As we review, we make it our mission to reply to all applicants out of respect for everyone who has taken the time and put forth the effort to reach out and apply. Throughout each step in the vetting process, we aim for a communication cadence of candidate updates every 10 days, whether those updates are good, bad, or no news yet.
3. The Tulsa Visit
Once we have selected a few high-potential candidates, a key part of our process is bringing these people to Tulsa to meet the 19days team, learn about how we operate, experience the work environment, and discuss in more depth the venture, our goals and theirs, and their desire for the position.
We have found that this dedicated in-person time with candidates is the best way for our team and our top candidates to learn how it actually feels to work together. The in-office visit is another way to sell each other on our fit and validate that this is a real, promising opportunity beyond the words exchanged on a phone call, polished resume, or attention-grabbing job ad.
We typically block off a week to bring candidates in, one day after the other, and then a final decision-making day after the last candidate leaves.
Sample visit schedule:
At the conclusion of our last search, four out of four candidates said it was the best, most thorough process they’d ever been through, and that it made them exponentially more excited for the opportunity.
4. Making the Decision
Ideally, at this point in the process, you have to make a really hard decision between several great candidates. If the process has been successful, this becomes the most difficult step.
We’ve designed a decision-making process that relies on both objective assessments of the person, as well as the personal feelings and opinions of stakeholders that should not be overlooked.

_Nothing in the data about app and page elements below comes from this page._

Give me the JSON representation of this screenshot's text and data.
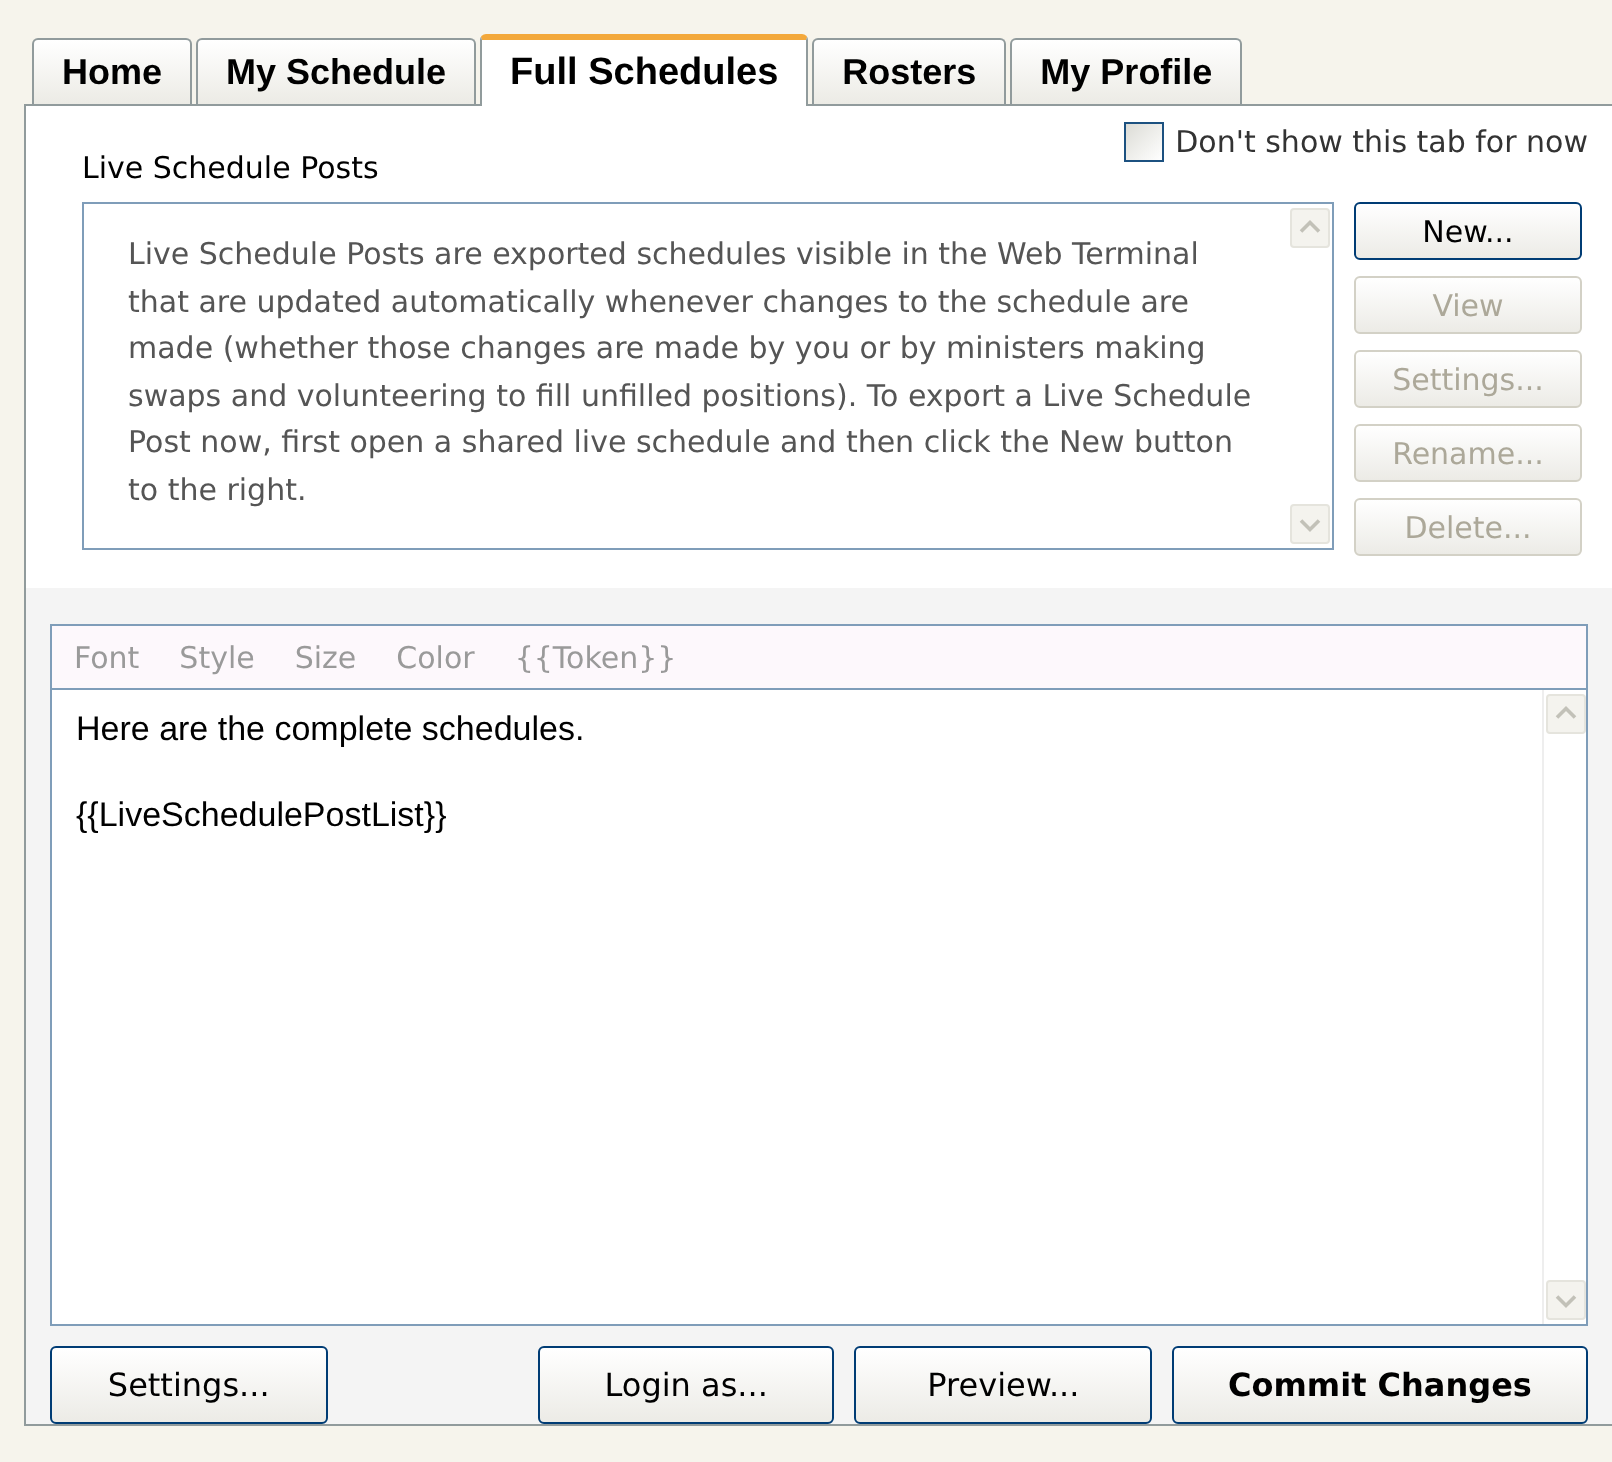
{
  "tabs": [
    {
      "label": "Home",
      "selected": false
    },
    {
      "label": "My Schedule",
      "selected": false
    },
    {
      "label": "Full Schedules",
      "selected": true
    },
    {
      "label": "Rosters",
      "selected": false
    },
    {
      "label": "My Profile",
      "selected": false
    }
  ],
  "hide_tab_checkbox": {
    "label": "Don't show this tab for now",
    "checked": false
  },
  "posts_section": {
    "title": "Live Schedule Posts",
    "description": "Live Schedule Posts are exported schedules visible in the Web Terminal that are updated automatically whenever changes to the schedule are made (whether those changes are made by you or by ministers making swaps and volunteering to fill unfilled positions). To export a Live Schedule Post now, first open a shared live schedule and then click the New button to the right.",
    "buttons": [
      {
        "label": "New...",
        "disabled": false
      },
      {
        "label": "View",
        "disabled": true
      },
      {
        "label": "Settings...",
        "disabled": true
      },
      {
        "label": "Rename...",
        "disabled": true
      },
      {
        "label": "Delete...",
        "disabled": true
      }
    ]
  },
  "editor": {
    "toolbar": [
      "Font",
      "Style",
      "Size",
      "Color",
      "{{Token}}"
    ],
    "lines": [
      "Here are the complete schedules.",
      "{{LiveSchedulePostList}}"
    ]
  },
  "bottom_buttons": [
    {
      "label": "Settings...",
      "emphasized": false
    },
    {
      "label": "Login as...",
      "emphasized": false
    },
    {
      "label": "Preview...",
      "emphasized": false
    },
    {
      "label": "Commit Changes",
      "emphasized": true
    }
  ]
}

As we review our top candidates, we reflect on each step in their vetting process, comparing our notes with our original anchoring statement about the ideal candidate we said we were looking for at the outset. We ask ourselves which candidates delivered on the aspects of our anchoring statement. Knowing what we know about our strongest candidates, we also reassess our anchoring statement to ensure it still feels like the right goal. This creates space to voice any new, unexpected insights into the role and/or ideal candidate that may have been gathered throughout the vetting process.
Overall, we dive into our process for hiring a CEO with a highly objective mindset. Our planning and initial vetting steps, while still human-centered, feel focused, structured, and fact-forward. However, as we reach our introductory calls, interviews, and in-office visits, we begin to pay more attention to our feelings and observations—our ‘gut instinct.’ This reverses the typical process of calling candidates based on a gut feeling and then making tough decisions based solely on what’s on paper. It helps us make better decisions more efficiently and sets our team and new hires up well to hit the ground running in the next phase of our ventures.
5. The Retro
Finally, we have found that just as important as the hiring process is a retrospective meeting. Following the CEO’s hire, all of the 19days team members involved in the hiring process meet to assess what worked well, what didn't, and what we’d like to try the next time we hire.
Capturing these learnings, ideas, and feelings while they are still fresh is key to understanding the real meanings behind them and intentionally incorporating them into the planning phase of the next process. We like to follow the 4L structure for retrospectives, asking each person what they loved, longed for, loathed, and learned. We also review time spent and budget of the entire hiring process.
There is the idea that with hiring, and venture, you need to get lucky. While the others wait for luck, why not grind through a few cycles to try and refine a process that can consistently deliver strong results?